The whole idea of music awards kind of rubs me the wrong way. Treating art like a sporting competition just doesn't seem quite right, and for that reason - and a bit of lazyness - I've never voted in the Polaris Prize.
But at the end of the day that $20,000 prize can really help an indie band, and I want it to go to someone who deserves it. As well, if I didn't cast a vote, it would mean I wouldn't be able to complain about whoever wins either.
Turns out all my initial five picks have all made it onto the long list, which either means I'm a music critic cliché without an ounce of creativity, or that I have impeccable taste that no one could disagree with. While most of them didn't get a 5N rating when we ran the reviews, in retrospect they all deserved it.
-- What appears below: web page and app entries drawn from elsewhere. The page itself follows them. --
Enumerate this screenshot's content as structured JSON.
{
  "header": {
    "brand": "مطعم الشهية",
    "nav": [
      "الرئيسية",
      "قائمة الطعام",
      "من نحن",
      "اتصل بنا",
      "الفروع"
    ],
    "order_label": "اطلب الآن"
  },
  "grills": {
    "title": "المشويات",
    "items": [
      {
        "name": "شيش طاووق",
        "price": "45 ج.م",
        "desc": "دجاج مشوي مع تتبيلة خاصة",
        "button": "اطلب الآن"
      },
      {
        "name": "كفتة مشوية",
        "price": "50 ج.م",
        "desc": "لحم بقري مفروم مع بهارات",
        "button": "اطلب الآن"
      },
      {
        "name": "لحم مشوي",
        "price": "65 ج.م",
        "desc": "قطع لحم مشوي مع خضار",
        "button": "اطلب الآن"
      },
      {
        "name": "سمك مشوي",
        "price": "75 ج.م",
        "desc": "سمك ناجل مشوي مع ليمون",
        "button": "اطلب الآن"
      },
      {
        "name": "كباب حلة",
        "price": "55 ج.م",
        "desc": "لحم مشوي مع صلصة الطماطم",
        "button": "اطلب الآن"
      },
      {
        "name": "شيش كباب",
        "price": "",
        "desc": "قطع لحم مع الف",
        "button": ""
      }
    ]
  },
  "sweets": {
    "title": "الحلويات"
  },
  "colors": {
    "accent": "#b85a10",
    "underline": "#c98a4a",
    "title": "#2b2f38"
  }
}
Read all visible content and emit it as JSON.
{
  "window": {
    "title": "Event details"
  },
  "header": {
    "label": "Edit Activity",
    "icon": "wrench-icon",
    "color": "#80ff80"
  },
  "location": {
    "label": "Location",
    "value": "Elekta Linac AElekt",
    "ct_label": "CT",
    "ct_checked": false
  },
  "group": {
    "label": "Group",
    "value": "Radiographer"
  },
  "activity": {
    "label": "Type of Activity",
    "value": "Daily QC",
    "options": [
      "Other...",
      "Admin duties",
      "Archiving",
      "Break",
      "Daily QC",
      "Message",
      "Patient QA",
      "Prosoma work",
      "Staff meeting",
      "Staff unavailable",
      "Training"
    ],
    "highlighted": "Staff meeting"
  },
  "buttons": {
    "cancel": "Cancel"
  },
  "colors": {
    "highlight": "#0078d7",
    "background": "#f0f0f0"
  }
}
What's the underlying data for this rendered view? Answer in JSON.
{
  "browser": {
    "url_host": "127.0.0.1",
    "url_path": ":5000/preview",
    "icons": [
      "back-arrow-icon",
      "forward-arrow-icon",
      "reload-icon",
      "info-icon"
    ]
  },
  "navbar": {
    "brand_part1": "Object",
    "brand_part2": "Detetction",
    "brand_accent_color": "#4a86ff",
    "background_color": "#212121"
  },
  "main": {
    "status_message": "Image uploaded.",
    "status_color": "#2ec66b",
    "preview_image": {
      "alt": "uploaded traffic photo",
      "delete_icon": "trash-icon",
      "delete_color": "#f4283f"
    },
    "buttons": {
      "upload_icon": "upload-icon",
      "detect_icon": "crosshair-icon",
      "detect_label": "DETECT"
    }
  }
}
Here's who I think should win this year (in no particular order):
The moment I heard this album I fell in love. Beautifully restrained blues from an alternate universe. Despite the title, this is not their debut album, but if there is a god, it will be the album that makes them famous, which is more possible now that Arts & Crafts have hooked them up with international distribution.
The concept is simple enough: record your neighbours talking about happiness, find phrases that suggest melody, and write music around these accidental hooks. The result is amazingly compelling, and much more accessible than the experimental approach suggests.
I think a lot of critics are really rooting for this to win, even if it's just to see how mainstream media cope with their name. Then again, considering that their lead singer is now a Fox News commentator (representing the progressive left, in case you were worried), maybe the world is ready for a bit of foul language. No matter what happens, this Toronto hardcore punk band are well on their way to reinventing and reviving the genre, and have forced a lot of us to admit that punk is not in fact dead after all.
Gorgeously intimate electronic pop music, and perfectly understated. Some might complain that it's not nearly the game-changing album their debut was, but I'd counter that it's actually a stronger collection of songs, even if their style doesn't stand out from the crowd as starkly as it once did.
I always respected Joel Plaskett, but to be honest, never really got into him and wasn't expecting amazing things from this record. After all, it's hard to name even one truly great triple album, and the idea seems all the more preposterous in the iPod era. Well, he sure proved me wrong, and I'm still pissed off that someone stole it from my desk shortly after I reviewed it.